Sponsored by Jack Hirose & Assoc.

July 29 – August 1, 2019
South San Francisco four-day intensive
Sponsored by Praxis

127: How Can We Communicate with Loved Ones on the Opposite Side of the Political Divide?

127: How Can We Communicate with Loved Ones on the Opposite Side of the Political Divide?

Can the Five Secrets of Effective Communication Help Us in this Era of Intensely Polarized Politics?

Clearly, the nation is intensely divided, and passions on both sides of the political divide are characterized by hostility, frustration, and mistrust. Can the Five Secrets of Effective Communication help us communicate with colleagues, friends and loved ones who may have radically different political beliefs?

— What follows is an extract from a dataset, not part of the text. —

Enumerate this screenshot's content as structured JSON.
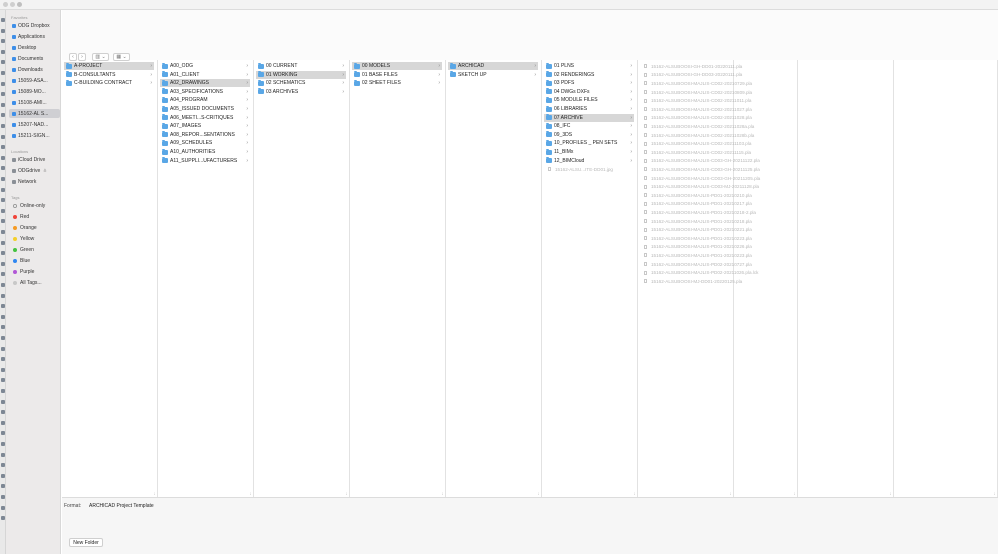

Find out on this edition of the Feeling Good Podcast, as the David and Fabrice respond to Eileen, a podcast fan who kindly allowed us to share her intensely painful conflict with her mother with all of you. Eileen’s mother is an ardent Trump fan, and Eileen is an equally ardent anti-Trumper, and there have been plenty of tears on both sides of the aisle!

Eileen wrote:

“How can you talk to someone with whom you fundamentally disagree? My Mom is a big fan of the current regime (Trump) and I’m horrified by what’s happened in the past two years and what’s coming. It’s hard for me to get past my rage at her. . . intensely distorted and not-reality based beliefs, fed by right-wing media. To be clear, she thinks exactly the same about my beliefs and information sources. I feel so stuck. . . and I would love to repair this relationship with her before she dies.”

Can you identify with similar conflicts in your own family or circle of friends? I know that I can, and it’s quite painful. Fabrice and I will give you our take on a new approach to this widespread problem this Sunday!

While you’re listening, you can take a look at Eileen’s Relationship Journal. You may also want to review the Five Secrets of Effective Communication as well as the three advanced communication techniques we discussed in last week’s podcast.

Let us know what you think after you’ve listened to the podcast!

David

Subscribe

Dr. Fabrice Nye currently practices in Redwood City, California and treats individuals throughout the world (but not across U.S. state lines) via teletherapy. You can reach him at fabrice@life.net. You can reach Dr. Burns at david@feelinggood.com. If you like our jingle music and would like to support the composer Brett Van Donsel, you may download it here.

* * *

THREE COOL UPCOMING WORKSHOPS FOR YOU

TEAM-CBT Methods for Anxiety Disorders–

Step-by-Step Training for Therapists

by David D. Burns, MD and Jill Levitt, PhD

May 19, 2019

You can attend in person or from home via Live Streaming

Check it out now!

THERE WILL BE MANY EXPERT TRAINERS TO GUIDE
THE ONLINE PARTICIPANTS IN THE SMALL GROUP EXERCISES

Coming Soon!

Act fast if you want to attend! The February 10 workshop habits and addictions sold out early.

And there will be two awesome summer intensives for you this year!

THE INTENSIVES ARE ALMOST ALWAYS
THE BEST WORKSHOPS OF THE YEAR!

July 15 – 18, 2019
Calgary four-day intensive
Sponsored by Jack Hirose & Assoc.

July 29 – August 1, 2019
South San Francisco four-day intensive
Sponsored by Praxis